Chemwiki free textbook effort expands with $600,000 grant

By Becky Oskin

College students in the STEM fields could see sizable savings thanks to a $600,000 grant awarded to an open source textbook project developed at the University of California, Davis.

The ChemWiki project recently received $600,000 from the National Science Foundation to support further expansion of its open source textbooks into fields including statistics, math, geology, physics, biology and solar energy.

Digital course materials are steadily climbing in use in response to textbook cost concerns, according to an annual survey released in July by the National Association of College Stores. In August, the University of Maryland announced plans to completely eliminate print textbooks this academic year.

Book Honors UC Davis Microbiologist

A new book, “The Lure of Bacterial Genetics,” honors the contributions and achievements of John Roth, distinguished professor of microbiology in the UC Davis College of Biological Sciences.

Written and edited by Roth’s former students and colleagues, the book provides a complete overview of the field and its history. The final chapter, written by Roth, offers a look at the future of bacterial genetics.

Roth’s laboratory uses Salmonella bacteria as a model to explore the basic genetics and biochemistry of all bacteria, including how bacteria evolve and adapt to their environment. Roth is also a member of the National Academy of Sciences and a fellow of the American Association for the Advancement of Science.

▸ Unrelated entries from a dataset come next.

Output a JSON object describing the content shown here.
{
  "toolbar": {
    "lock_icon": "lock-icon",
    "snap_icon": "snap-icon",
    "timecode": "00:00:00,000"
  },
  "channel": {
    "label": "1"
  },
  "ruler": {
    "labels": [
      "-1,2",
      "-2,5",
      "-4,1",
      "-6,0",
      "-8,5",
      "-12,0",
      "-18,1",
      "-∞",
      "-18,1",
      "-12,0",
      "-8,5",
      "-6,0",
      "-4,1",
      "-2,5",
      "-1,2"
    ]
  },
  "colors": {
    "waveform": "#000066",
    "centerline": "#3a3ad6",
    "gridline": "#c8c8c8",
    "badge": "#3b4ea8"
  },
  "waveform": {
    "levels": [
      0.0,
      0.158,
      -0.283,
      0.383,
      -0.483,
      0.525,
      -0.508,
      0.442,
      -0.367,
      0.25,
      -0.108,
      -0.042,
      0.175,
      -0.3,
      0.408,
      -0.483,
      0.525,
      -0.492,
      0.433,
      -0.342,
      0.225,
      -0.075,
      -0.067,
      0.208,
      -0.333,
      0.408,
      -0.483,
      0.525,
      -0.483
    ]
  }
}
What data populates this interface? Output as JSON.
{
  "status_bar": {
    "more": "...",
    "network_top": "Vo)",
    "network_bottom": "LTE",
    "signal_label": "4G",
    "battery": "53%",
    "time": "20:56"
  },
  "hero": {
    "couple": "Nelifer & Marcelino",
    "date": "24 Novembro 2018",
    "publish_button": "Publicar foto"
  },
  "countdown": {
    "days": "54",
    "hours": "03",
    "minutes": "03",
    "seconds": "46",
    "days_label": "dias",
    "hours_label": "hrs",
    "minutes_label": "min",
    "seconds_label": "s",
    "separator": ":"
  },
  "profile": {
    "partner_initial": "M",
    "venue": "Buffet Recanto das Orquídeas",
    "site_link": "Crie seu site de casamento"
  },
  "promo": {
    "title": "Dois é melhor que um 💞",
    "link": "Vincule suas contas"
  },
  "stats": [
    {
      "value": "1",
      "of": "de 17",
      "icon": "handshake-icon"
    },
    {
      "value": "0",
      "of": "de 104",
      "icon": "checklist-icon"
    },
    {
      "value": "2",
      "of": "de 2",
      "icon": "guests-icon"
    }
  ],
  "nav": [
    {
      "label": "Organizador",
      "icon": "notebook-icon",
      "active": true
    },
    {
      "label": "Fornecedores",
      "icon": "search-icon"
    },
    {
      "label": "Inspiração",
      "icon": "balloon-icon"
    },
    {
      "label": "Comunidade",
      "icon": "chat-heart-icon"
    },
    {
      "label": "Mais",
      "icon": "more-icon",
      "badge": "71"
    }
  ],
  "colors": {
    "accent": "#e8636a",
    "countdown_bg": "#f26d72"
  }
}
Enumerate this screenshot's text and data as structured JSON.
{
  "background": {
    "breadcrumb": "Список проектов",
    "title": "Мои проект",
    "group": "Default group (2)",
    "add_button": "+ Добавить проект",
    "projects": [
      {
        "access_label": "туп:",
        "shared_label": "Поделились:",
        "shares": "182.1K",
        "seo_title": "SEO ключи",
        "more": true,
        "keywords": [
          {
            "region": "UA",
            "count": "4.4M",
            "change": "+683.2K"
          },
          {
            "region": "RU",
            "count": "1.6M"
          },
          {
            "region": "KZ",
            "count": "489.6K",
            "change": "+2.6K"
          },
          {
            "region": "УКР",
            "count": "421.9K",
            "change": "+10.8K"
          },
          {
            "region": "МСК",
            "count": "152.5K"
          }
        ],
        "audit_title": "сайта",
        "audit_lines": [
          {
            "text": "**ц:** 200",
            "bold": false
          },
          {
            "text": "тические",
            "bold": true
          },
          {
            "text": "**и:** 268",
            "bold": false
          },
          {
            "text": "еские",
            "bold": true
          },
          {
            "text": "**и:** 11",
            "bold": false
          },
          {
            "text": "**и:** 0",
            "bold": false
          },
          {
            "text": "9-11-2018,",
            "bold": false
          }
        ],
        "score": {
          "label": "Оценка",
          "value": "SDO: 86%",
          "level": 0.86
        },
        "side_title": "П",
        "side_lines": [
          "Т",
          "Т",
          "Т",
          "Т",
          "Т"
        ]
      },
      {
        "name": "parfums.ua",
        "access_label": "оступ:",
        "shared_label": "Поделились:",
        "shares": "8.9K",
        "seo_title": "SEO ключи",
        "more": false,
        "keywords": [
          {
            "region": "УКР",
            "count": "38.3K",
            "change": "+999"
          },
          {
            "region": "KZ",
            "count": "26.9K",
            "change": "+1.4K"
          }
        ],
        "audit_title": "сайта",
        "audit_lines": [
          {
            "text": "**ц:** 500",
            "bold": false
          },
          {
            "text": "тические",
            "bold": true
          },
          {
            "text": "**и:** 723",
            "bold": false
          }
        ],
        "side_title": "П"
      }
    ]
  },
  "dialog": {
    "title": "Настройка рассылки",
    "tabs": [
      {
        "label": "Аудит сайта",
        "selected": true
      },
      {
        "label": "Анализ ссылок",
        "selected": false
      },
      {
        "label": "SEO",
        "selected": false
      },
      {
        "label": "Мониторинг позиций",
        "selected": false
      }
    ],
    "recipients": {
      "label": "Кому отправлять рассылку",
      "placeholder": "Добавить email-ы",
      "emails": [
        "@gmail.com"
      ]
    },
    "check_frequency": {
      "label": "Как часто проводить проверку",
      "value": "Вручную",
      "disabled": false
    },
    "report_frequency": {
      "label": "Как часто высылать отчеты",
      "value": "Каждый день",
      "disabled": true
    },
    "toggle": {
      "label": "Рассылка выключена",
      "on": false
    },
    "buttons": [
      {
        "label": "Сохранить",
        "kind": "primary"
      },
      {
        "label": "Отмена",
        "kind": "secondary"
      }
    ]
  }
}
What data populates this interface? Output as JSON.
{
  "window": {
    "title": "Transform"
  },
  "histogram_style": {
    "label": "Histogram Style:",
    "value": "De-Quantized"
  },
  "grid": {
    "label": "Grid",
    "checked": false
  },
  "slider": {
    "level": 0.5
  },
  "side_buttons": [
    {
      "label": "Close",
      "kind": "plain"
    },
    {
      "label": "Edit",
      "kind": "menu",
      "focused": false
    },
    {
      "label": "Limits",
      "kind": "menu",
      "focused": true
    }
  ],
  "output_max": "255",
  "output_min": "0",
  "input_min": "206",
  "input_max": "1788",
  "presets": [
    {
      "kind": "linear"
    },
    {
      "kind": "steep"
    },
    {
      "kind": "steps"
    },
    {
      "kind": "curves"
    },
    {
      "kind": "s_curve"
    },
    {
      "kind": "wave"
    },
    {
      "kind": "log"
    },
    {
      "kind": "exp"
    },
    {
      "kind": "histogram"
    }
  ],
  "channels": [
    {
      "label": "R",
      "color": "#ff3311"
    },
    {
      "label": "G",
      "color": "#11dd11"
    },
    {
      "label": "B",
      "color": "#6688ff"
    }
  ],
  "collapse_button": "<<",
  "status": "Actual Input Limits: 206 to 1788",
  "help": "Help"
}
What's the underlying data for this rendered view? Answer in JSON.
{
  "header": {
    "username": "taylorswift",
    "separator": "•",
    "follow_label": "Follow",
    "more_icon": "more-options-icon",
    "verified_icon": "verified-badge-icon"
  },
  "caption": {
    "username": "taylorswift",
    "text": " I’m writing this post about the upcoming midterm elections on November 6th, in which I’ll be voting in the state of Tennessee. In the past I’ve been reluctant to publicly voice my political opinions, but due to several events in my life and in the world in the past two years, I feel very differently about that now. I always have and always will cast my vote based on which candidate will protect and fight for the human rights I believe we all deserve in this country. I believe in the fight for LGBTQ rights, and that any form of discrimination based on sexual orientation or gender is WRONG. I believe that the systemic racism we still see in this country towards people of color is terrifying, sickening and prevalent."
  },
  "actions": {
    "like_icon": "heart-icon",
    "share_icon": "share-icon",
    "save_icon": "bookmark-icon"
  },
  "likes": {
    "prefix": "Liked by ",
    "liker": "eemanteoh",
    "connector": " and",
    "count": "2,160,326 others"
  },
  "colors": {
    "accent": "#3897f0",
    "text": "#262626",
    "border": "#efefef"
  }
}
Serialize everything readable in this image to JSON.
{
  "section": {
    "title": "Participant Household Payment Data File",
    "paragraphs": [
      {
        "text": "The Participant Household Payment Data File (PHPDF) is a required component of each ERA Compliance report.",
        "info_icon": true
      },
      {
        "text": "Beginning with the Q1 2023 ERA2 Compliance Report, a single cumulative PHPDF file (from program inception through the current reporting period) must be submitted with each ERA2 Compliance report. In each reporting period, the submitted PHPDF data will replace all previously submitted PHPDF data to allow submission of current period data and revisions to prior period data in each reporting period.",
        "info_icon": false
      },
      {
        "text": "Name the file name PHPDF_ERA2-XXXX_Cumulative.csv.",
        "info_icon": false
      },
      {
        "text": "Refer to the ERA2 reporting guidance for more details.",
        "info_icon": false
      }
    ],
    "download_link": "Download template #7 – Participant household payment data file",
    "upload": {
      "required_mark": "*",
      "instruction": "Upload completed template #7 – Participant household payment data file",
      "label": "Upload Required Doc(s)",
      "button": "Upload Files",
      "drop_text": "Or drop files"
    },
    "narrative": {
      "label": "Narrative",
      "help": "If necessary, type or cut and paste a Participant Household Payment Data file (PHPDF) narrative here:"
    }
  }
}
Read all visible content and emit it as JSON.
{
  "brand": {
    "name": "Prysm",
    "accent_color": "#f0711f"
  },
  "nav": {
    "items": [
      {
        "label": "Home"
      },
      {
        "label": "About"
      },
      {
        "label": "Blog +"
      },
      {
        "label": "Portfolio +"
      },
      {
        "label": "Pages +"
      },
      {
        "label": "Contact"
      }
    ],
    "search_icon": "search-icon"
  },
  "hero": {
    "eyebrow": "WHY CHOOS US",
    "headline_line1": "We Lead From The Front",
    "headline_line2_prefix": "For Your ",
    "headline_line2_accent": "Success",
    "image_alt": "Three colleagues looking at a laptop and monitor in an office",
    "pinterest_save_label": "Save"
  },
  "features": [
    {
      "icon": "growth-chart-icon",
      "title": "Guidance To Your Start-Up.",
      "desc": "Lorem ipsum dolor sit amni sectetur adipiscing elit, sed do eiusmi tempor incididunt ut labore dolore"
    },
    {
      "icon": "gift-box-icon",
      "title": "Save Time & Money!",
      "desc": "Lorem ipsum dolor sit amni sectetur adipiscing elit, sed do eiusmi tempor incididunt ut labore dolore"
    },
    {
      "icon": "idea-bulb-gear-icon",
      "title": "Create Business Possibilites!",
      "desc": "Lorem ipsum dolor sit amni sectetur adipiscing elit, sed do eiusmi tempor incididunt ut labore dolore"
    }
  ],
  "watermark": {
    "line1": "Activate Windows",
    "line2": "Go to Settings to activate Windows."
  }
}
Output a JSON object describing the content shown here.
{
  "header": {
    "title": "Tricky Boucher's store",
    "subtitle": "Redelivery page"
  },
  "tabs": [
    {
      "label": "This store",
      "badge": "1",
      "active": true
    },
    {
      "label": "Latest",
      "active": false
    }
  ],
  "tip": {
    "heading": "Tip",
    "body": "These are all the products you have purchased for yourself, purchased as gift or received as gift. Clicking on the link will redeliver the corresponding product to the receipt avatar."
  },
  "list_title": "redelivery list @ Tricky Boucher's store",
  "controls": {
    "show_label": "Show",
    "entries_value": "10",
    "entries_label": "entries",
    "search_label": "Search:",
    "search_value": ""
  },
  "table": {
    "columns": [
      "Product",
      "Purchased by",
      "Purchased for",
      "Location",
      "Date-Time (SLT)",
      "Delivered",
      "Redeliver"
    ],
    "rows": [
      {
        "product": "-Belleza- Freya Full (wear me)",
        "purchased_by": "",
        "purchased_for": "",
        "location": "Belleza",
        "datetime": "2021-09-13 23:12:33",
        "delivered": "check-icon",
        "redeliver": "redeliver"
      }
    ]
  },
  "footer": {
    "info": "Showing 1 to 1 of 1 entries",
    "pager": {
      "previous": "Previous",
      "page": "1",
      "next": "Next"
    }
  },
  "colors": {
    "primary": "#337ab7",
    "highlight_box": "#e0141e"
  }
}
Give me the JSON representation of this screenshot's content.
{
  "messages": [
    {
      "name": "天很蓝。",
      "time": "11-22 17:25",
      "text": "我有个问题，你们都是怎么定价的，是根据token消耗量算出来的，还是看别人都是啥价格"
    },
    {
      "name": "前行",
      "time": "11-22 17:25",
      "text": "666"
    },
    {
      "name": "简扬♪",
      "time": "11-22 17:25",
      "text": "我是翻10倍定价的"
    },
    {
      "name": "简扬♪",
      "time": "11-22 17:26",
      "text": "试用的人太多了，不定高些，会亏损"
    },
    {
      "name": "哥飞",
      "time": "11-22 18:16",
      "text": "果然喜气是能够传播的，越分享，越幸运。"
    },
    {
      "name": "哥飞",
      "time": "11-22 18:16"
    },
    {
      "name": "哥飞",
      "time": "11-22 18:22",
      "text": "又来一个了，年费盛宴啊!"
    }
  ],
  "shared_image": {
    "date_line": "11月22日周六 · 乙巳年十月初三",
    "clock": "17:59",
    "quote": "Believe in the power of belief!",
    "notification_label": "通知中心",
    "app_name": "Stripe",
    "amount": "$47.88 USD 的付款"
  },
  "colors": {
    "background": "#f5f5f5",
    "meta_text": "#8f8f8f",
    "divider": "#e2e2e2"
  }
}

Bill Gates Recommends “Tomorrow’s Table”

Bill Gates writes on his blog that he has been reading “Tomorrow’s Table” by UC Davis plant pathology professor Pam Ronald and her husband, organic farmer Raoul Adamchak. In the book and the blog of the same name, Ronald and Adamchak argue that genetic engineering and organic farming can go hand in hand to create a new agriculture that can feed the world while protecting the environment.

“This is an important book for anyone who wants to learn about the science of seeds and the challenges faced by farmers,” Gates writes.  “I certainly recommend this book to people who are curious about the future of agriculture and the controversies around it.”

Faculty opine: What next after Guantanamo?

Contributed by Clifton B. Parker. This item was first published in Dateline, the UC Davis faculty/staff newspaper.

President Obama’s decision last week to shut down the Guantanamo Bay terrorist detention camp shows that America is changing its War on Terror strategy, UC Davis faculty say.

Kathryn Olmsted, a history professor who has written extensively about secret governments and conspiracy theories in America, said that after 9/11 many people throughout the world thought the U.S. considered itself above the law.

“The Bush administration alienated millions of people who initially felt great sympathy for America after the attacks,” she said. “Now President Obama is signaling that the U.S. government will play by the rules.”

Can GM foods benefit the environment?

Yes, argues University of Texas professor James E. McWilliams, writing on Slate. Millions of acres of land around the world (in the U.S., 90 percent of soy beans and 80 percent of corn) are planted with genetically modified crops. These technologies can be harnessed to reduce the environmental impact of farming, McWilliams argues — from cutting methane emissions from grass-fed beef cattle to cutting nitrogen pollution from fertilizer use.

McWilliams cites UC Davis plant pathologist Pam Ronald, who with her husband Raoul Adamchak — an organic farmer — has argued for a merger between organic farming and biotechnology. Their book, Tomorrow’s Table, was published last year. Ronald’s blog of the same name is here.

Congress should set auto standards, not pick technologies

If Washington wants a new generation of clean vehicles, Congress should follow California’s example and set tough emissions and efficiency standards rather than trying to pick winning technologies, argue Dan Sperling and Deborah Gordon in a post on the Oxford University Press blog. Sperling and Gordon are the authors of a new book published by OUP, “Two Billion Cars.”

New book: How Wikipedia works

UC Davis reference librarian Phoebe Ayers is co-author of a new book about the online encyclopedia Wikipedia, “How Wikipedia Works — And How You Can Be a Part of It.” The book explains how to use Wikipedia, both as a reader looking for information, and as a contributor creating and editing new entries.

Ayers has been involved with Wikipedia since 2003.

(Via the Digital Life blog at the New Jersey Star-Ledger).